WHAT THIS TASK INVOLVES: Every record below is to be restated word for word.

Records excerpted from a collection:

= = = = =

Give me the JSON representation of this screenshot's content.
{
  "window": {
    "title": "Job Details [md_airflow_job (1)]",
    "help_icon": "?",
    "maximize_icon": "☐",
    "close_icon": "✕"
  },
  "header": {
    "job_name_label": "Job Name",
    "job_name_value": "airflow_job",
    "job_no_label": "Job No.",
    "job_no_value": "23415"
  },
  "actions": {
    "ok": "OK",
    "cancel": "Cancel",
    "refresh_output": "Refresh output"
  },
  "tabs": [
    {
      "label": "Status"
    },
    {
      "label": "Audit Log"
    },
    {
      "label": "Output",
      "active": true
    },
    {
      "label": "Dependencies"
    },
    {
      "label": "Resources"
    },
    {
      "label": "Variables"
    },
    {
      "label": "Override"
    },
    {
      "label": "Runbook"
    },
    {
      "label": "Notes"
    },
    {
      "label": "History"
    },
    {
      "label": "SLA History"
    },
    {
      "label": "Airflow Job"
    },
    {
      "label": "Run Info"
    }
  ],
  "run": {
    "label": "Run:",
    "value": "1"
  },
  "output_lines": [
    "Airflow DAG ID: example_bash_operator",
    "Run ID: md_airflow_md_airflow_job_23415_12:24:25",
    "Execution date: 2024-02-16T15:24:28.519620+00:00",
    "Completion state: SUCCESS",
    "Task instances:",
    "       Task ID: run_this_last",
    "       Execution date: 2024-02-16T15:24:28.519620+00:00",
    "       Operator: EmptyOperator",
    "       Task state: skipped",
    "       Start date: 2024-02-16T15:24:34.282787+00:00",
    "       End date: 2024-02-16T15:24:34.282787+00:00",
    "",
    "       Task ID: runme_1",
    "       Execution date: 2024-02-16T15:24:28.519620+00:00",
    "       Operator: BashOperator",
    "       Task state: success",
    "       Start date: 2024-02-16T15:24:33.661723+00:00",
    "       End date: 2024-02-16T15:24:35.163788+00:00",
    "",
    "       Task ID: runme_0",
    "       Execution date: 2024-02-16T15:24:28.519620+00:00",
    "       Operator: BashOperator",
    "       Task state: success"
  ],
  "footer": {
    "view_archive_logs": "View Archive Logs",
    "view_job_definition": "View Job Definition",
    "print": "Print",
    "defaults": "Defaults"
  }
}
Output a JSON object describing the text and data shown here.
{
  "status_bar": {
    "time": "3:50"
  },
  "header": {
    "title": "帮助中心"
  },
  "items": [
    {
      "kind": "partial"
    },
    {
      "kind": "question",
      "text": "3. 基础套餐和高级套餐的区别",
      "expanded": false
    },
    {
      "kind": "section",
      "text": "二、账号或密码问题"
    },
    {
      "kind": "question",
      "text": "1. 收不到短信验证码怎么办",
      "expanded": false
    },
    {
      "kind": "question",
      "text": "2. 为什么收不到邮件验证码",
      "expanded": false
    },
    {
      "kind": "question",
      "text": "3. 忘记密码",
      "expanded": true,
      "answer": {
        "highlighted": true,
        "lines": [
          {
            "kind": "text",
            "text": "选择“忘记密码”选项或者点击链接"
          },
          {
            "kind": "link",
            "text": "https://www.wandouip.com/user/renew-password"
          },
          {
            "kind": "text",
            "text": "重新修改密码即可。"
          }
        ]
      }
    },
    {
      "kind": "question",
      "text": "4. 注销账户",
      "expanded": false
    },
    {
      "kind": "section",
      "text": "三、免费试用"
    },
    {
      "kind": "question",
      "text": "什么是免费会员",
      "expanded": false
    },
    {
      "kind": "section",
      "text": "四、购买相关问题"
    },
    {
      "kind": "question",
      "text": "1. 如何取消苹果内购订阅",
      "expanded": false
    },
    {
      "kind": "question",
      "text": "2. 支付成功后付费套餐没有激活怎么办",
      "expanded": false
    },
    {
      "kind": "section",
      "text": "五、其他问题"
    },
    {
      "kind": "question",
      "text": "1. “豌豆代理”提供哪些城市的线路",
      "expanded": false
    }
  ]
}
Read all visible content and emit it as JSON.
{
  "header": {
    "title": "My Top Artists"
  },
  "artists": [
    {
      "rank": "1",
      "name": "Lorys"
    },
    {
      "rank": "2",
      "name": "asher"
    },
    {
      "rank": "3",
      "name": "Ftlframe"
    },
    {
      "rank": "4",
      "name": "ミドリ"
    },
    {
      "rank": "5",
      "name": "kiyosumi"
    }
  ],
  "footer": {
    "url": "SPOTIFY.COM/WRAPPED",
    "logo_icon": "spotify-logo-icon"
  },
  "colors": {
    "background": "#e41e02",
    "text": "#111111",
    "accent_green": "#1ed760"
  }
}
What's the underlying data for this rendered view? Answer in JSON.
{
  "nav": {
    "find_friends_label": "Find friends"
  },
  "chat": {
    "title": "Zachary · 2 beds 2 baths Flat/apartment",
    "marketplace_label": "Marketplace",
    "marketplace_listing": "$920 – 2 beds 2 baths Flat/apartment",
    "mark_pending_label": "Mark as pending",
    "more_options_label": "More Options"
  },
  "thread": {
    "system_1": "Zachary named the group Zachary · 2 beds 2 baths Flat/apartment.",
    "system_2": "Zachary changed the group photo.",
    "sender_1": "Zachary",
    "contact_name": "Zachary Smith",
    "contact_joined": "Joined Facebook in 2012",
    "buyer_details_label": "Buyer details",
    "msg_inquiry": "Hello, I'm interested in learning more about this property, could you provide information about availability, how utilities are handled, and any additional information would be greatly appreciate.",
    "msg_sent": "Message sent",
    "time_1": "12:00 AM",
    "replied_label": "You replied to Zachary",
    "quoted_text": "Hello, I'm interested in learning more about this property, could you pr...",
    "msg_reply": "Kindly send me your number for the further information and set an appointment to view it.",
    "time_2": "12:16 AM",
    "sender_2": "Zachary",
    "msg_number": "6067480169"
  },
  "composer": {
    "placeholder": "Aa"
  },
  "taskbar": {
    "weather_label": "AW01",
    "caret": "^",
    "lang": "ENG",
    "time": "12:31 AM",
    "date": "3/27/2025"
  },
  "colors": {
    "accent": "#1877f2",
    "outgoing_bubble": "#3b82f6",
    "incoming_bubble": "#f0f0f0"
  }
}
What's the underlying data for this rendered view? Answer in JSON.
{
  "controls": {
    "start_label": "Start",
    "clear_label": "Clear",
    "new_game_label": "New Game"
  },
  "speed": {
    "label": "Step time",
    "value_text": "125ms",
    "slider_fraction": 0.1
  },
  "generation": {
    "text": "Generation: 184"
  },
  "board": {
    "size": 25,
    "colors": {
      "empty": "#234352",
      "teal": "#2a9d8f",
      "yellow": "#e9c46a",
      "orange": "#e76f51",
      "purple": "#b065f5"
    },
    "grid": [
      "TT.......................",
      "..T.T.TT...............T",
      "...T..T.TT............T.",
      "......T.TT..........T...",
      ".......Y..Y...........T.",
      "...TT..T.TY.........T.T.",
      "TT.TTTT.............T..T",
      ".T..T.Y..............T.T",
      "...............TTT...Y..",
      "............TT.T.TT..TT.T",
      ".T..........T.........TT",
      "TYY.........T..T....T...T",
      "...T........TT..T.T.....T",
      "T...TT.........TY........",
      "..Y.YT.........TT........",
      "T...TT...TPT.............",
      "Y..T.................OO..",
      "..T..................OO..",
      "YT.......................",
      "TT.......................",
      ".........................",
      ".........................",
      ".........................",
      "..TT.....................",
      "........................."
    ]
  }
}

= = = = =

SOLVED EXERCISE:
Give me the JSON representation of this screenshot's content.
{
  "window": {
    "title": "Job Details [md_airflow_job (1)]",
    "help_icon": "?",
    "maximize_icon": "☐",
    "close_icon": "✕"
  },
  "header": {
    "job_name_label": "Job Name",
    "job_name_value": "airflow_job",
    "job_no_label": "Job No.",
    "job_no_value": "23415"
  },
  "actions": {
    "ok": "OK",
    "cancel": "Cancel",
    "refresh_output": "Refresh output"
  },
  "tabs": [
    {
      "label": "Status"
    },
    {
      "label": "Audit Log"
    },
    {
      "label": "Output",
      "active": true
    },
    {
      "label": "Dependencies"
    },
    {
      "label": "Resources"
    },
    {
      "label": "Variables"
    },
    {
      "label": "Override"
    },
    {
      "label": "Runbook"
    },
    {
      "label": "Notes"
    },
    {
      "label": "History"
    },
    {
      "label": "SLA History"
    },
    {
      "label": "Airflow Job"
    },
    {
      "label": "Run Info"
    }
  ],
  "run": {
    "label": "Run:",
    "value": "1"
  },
  "output_lines": [
    "Airflow DAG ID: example_bash_operator",
    "Run ID: md_airflow_md_airflow_job_23415_12:24:25",
    "Execution date: 2024-02-16T15:24:28.519620+00:00",
    "Completion state: SUCCESS",
    "Task instances:",
    "       Task ID: run_this_last",
    "       Execution date: 2024-02-16T15:24:28.519620+00:00",
    "       Operator: EmptyOperator",
    "       Task state: skipped",
    "       Start date: 2024-02-16T15:24:34.282787+00:00",
    "       End date: 2024-02-16T15:24:34.282787+00:00",
    "",
    "       Task ID: runme_1",
    "       Execution date: 2024-02-16T15:24:28.519620+00:00",
    "       Operator: BashOperator",
    "       Task state: success",
    "       Start date: 2024-02-16T15:24:33.661723+00:00",
    "       End date: 2024-02-16T15:24:35.163788+00:00",
    "",
    "       Task ID: runme_0",
    "       Execution date: 2024-02-16T15:24:28.519620+00:00",
    "       Operator: BashOperator",
    "       Task state: success"
  ],
  "footer": {
    "view_archive_logs": "View Archive Logs",
    "view_job_definition": "View Job Definition",
    "print": "Print",
    "defaults": "Defaults"
  }
}
Output a JSON object describing the text and data shown here.
{
  "status_bar": {
    "time": "3:50"
  },
  "header": {
    "title": "帮助中心"
  },
  "items": [
    {
      "kind": "partial"
    },
    {
      "kind": "question",
      "text": "3. 基础套餐和高级套餐的区别",
      "expanded": false
    },
    {
      "kind": "section",
      "text": "二、账号或密码问题"
    },
    {
      "kind": "question",
      "text": "1. 收不到短信验证码怎么办",
      "expanded": false
    },
    {
      "kind": "question",
      "text": "2. 为什么收不到邮件验证码",
      "expanded": false
    },
    {
      "kind": "question",
      "text": "3. 忘记密码",
      "expanded": true,
      "answer": {
        "highlighted": true,
        "lines": [
          {
            "kind": "text",
            "text": "选择“忘记密码”选项或者点击链接"
          },
          {
            "kind": "link",
            "text": "https://www.wandouip.com/user/renew-password"
          },
          {
            "kind": "text",
            "text": "重新修改密码即可。"
          }
        ]
      }
    },
    {
      "kind": "question",
      "text": "4. 注销账户",
      "expanded": false
    },
    {
      "kind": "section",
      "text": "三、免费试用"
    },
    {
      "kind": "question",
      "text": "什么是免费会员",
      "expanded": false
    },
    {
      "kind": "section",
      "text": "四、购买相关问题"
    },
    {
      "kind": "question",
      "text": "1. 如何取消苹果内购订阅",
      "expanded": false
    },
    {
      "kind": "question",
      "text": "2. 支付成功后付费套餐没有激活怎么办",
      "expanded": false
    },
    {
      "kind": "section",
      "text": "五、其他问题"
    },
    {
      "kind": "question",
      "text": "1. “豌豆代理”提供哪些城市的线路",
      "expanded": false
    }
  ]
}
Read all visible content and emit it as JSON.
{
  "header": {
    "title": "My Top Artists"
  },
  "artists": [
    {
      "rank": "1",
      "name": "Lorys"
    },
    {
      "rank": "2",
      "name": "asher"
    },
    {
      "rank": "3",
      "name": "Ftlframe"
    },
    {
      "rank": "4",
      "name": "ミドリ"
    },
    {
      "rank": "5",
      "name": "kiyosumi"
    }
  ],
  "footer": {
    "url": "SPOTIFY.COM/WRAPPED",
    "logo_icon": "spotify-logo-icon"
  },
  "colors": {
    "background": "#e41e02",
    "text": "#111111",
    "accent_green": "#1ed760"
  }
}
What's the underlying data for this rendered view? Answer in JSON.
{
  "nav": {
    "find_friends_label": "Find friends"
  },
  "chat": {
    "title": "Zachary · 2 beds 2 baths Flat/apartment",
    "marketplace_label": "Marketplace",
    "marketplace_listing": "$920 – 2 beds 2 baths Flat/apartment",
    "mark_pending_label": "Mark as pending",
    "more_options_label": "More Options"
  },
  "thread": {
    "system_1": "Zachary named the group Zachary · 2 beds 2 baths Flat/apartment.",
    "system_2": "Zachary changed the group photo.",
    "sender_1": "Zachary",
    "contact_name": "Zachary Smith",
    "contact_joined": "Joined Facebook in 2012",
    "buyer_details_label": "Buyer details",
    "msg_inquiry": "Hello, I'm interested in learning more about this property, could you provide information about availability, how utilities are handled, and any additional information would be greatly appreciate.",
    "msg_sent": "Message sent",
    "time_1": "12:00 AM",
    "replied_label": "You replied to Zachary",
    "quoted_text": "Hello, I'm interested in learning more about this property, could you pr...",
    "msg_reply": "Kindly send me your number for the further information and set an appointment to view it.",
    "time_2": "12:16 AM",
    "sender_2": "Zachary",
    "msg_number": "6067480169"
  },
  "composer": {
    "placeholder": "Aa"
  },
  "taskbar": {
    "weather_label": "AW01",
    "caret": "^",
    "lang": "ENG",
    "time": "12:31 AM",
    "date": "3/27/2025"
  },
  "colors": {
    "accent": "#1877f2",
    "outgoing_bubble": "#3b82f6",
    "incoming_bubble": "#f0f0f0"
  }
}
What's the underlying data for this rendered view? Answer in JSON.
{
  "controls": {
    "start_label": "Start",
    "clear_label": "Clear",
    "new_game_label": "New Game"
  },
  "speed": {
    "label": "Step time",
    "value_text": "125ms",
    "slider_fraction": 0.1
  },
  "generation": {
    "text": "Generation: 184"
  },
  "board": {
    "size": 25,
    "colors": {
      "empty": "#234352",
      "teal": "#2a9d8f",
      "yellow": "#e9c46a",
      "orange": "#e76f51",
      "purple": "#b065f5"
    },
    "grid": [
      "TT.......................",
      "..T.T.TT...............T",
      "...T..T.TT............T.",
      "......T.TT..........T...",
      ".......Y..Y...........T.",
      "...TT..T.TY.........T.T.",
      "TT.TTTT.............T..T",
      ".T..T.Y..............T.T",
      "...............TTT...Y..",
      "............TT.T.TT..TT.T",
      ".T..........T.........TT",
      "TYY.........T..T....T...T",
      "...T........TT..T.T.....T",
      "T...TT.........TY........",
      "..Y.YT.........TT........",
      "T...TT...TPT.............",
      "Y..T.................OO..",
      "..T..................OO..",
      "YT.......................",
      "TT.......................",
      ".........................",
      ".........................",
      ".........................",
      "..TT.....................",
      "........................."
    ]
  }
}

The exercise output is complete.